While the president is sermonizing on global warming in connection with his Asian tour and the visit of India’s head of state, we get the release of hacked emails from the British climate research center that seem to make a mockery of the entire climate-change debate — reducing it to the nasty level of academic infighting, fraud, and con games that we have become accustomed to in the postmodern Western university. At a time when the president is asserting the need for radical changes in our lives, the “science” that he once insisted would be the cornerstone of his new administration, appears shaky at best, and at worst a sort of 19th-century phrenology.
Bowing should not matter either. Obama did not bow to the Queen of England, but rather sent her I-pod photos of himself; yet he did kowtow to a Saudi royal, a Japanese emperor, and now a Chinese head of state. Like it or not, the image conveyed is that an American president defers to non-Western royalty and grandees in a way that is supposed to suggest, in symbolic fashion, that America is just one of many countries, without much exceptional about it and without much of an affinity for the West.

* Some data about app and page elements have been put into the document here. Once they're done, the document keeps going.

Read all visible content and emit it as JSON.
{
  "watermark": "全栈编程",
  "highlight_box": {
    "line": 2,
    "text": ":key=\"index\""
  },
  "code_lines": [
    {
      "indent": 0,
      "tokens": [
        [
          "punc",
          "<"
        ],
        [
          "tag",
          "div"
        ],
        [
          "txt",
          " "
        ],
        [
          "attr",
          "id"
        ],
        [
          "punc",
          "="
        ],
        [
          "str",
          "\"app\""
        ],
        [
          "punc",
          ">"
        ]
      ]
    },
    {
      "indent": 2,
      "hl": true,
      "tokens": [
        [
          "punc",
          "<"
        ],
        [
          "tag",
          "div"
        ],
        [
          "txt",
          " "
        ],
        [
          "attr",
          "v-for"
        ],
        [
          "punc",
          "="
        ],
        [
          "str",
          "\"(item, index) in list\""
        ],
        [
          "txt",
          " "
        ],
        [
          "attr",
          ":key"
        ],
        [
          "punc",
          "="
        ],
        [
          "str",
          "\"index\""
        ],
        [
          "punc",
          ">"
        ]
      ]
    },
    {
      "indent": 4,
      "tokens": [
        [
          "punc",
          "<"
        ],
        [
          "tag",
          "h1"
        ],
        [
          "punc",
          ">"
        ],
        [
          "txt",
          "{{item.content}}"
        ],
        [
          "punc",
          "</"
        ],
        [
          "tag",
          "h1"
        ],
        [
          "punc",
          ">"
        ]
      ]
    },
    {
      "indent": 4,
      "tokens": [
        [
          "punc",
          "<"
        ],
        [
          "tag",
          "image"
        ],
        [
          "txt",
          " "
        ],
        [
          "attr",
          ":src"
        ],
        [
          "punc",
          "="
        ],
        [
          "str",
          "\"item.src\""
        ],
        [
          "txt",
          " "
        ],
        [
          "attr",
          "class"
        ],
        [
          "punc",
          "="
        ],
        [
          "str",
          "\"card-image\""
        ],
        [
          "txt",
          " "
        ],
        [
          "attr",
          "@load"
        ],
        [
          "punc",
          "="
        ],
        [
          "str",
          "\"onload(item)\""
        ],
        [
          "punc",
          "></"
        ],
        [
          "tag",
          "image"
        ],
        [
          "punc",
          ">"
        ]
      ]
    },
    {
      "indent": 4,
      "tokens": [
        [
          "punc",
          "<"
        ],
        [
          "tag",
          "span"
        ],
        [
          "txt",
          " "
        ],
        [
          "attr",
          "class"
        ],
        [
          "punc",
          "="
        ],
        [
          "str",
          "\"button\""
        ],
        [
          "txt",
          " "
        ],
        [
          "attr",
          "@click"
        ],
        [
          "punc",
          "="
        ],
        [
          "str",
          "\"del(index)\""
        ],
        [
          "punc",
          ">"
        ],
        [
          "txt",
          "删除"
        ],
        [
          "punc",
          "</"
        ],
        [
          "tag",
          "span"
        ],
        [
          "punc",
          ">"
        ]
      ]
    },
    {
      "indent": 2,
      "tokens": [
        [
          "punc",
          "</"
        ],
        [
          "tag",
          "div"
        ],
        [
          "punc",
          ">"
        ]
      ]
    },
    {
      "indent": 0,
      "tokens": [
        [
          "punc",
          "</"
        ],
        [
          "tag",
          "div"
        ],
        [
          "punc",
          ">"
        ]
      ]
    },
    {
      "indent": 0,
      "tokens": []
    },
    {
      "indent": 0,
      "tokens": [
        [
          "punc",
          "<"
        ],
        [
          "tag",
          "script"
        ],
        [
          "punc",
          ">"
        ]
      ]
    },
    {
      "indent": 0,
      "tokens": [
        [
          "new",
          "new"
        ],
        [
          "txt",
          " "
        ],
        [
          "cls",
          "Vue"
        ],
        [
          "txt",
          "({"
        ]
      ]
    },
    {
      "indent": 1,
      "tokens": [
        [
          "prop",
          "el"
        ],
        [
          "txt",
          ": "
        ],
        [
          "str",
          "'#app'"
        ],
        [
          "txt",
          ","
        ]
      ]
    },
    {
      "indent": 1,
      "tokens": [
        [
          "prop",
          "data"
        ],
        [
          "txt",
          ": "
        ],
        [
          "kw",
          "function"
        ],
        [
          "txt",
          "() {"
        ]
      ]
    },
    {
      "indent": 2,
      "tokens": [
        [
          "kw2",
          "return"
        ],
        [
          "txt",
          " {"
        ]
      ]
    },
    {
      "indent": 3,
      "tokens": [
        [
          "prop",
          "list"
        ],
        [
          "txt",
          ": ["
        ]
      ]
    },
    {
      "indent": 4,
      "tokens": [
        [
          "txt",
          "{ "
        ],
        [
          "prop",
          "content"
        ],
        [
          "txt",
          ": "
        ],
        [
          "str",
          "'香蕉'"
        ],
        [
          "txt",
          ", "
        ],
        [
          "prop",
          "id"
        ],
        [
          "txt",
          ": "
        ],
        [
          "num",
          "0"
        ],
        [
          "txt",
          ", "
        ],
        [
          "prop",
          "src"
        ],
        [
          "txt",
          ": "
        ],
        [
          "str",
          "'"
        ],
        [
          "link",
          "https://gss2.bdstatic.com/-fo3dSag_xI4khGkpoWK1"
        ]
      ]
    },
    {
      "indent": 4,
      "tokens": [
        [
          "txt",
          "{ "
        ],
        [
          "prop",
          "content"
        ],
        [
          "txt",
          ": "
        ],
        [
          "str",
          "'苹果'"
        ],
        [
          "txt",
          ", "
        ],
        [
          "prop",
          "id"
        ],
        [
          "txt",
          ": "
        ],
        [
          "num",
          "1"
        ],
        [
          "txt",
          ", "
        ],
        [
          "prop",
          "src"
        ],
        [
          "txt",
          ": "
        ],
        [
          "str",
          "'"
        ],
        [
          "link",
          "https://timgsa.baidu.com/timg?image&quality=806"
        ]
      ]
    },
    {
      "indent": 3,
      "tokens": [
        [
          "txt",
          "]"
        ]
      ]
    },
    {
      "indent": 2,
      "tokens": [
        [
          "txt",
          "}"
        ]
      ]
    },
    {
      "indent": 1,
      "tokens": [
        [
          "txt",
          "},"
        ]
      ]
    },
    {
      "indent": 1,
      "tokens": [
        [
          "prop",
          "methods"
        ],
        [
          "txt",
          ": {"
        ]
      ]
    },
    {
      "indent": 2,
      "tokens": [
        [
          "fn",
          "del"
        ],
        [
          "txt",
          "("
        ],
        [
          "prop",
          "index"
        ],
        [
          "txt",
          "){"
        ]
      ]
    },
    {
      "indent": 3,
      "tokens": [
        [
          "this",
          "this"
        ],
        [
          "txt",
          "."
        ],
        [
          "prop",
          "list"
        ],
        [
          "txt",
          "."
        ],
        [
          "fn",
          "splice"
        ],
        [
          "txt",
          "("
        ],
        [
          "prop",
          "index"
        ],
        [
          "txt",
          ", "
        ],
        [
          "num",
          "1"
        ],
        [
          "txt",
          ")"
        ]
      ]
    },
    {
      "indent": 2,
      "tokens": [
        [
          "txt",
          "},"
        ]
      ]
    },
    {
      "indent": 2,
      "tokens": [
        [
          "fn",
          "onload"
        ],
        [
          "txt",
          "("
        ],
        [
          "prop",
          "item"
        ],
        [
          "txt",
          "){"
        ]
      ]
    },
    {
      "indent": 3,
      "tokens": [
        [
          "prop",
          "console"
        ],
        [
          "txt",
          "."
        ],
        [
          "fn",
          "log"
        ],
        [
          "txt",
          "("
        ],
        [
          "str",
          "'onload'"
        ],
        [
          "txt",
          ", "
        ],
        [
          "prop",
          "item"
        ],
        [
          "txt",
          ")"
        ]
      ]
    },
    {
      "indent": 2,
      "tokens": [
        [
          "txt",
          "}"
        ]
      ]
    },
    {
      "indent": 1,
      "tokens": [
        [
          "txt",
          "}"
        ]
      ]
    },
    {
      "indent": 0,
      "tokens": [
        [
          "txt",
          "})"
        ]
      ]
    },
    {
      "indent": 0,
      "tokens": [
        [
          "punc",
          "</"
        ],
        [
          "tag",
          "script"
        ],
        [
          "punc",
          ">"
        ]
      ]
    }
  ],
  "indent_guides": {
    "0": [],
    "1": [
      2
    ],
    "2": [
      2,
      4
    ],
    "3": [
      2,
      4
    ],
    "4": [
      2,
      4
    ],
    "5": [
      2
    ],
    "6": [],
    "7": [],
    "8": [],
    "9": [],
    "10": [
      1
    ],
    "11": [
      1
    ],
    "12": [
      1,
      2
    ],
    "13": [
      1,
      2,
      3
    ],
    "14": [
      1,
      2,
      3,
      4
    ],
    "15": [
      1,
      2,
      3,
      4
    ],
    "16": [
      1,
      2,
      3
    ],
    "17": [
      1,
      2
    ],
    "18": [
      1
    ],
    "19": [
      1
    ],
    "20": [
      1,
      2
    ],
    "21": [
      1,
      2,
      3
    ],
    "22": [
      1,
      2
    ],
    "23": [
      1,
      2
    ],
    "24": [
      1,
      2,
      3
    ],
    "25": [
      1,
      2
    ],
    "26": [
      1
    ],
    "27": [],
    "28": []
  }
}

If multilateralism was the objective, it came out instead as obsequious deference. Whereas Bush’s backrubs and Carter’s frontal kisses were reflective of American casualness and too much informality, the bowing seems for some reason a far more bothersome gaffe. And as with Obama’s apologies, what we thought was a one-time slip turns out to be a systematic pattern that reflects an apparent worldview.
Then there were the ACORN videos. These 60 Minutes–like gotcha clips should not have been that much of a big deal either — except that two aspects of the ACORN story resonated deeply. (1) Community organizing seems like a cynical, sordid business. (2) At a time when the country is broke and big taxes are on the horizon, criminally-minded organizations for some reason have no problem garnering millions in federal dollars.
Again, in all these incidents, there is a certain roughness and crassness that infuriates the public — e-mails nearly rejoicing over the death of a climate-change-skeptic, an obsequious president bowing before autocrats like the Chinese and Saudis, and community organizers gleefully offering advice on child prostitution.
Obama’s numbers are sinking, of course, because campaign rhetoric is always easier that real governance, and his liberal agenda of nationalization, the federalization of health care, cap-and-trade, higher taxes, and mega-deficits consistently meets with hostility in public-opinion surveys.
So far, the affability of the president has offset the unpopularity of his agenda and kept his positive ratings between 45 percent and 55 percent in various polls. But when the public gets a whiff of the nasty fraudulence of the global-warming cadre, the Chicago-style villainy of ACORN, and reset-button diplomacy reduced to photogenic groveling, it hurts the president where he needs to be the strongest — if he is to push America hard to the left, where it doesn’t seem to wish to go.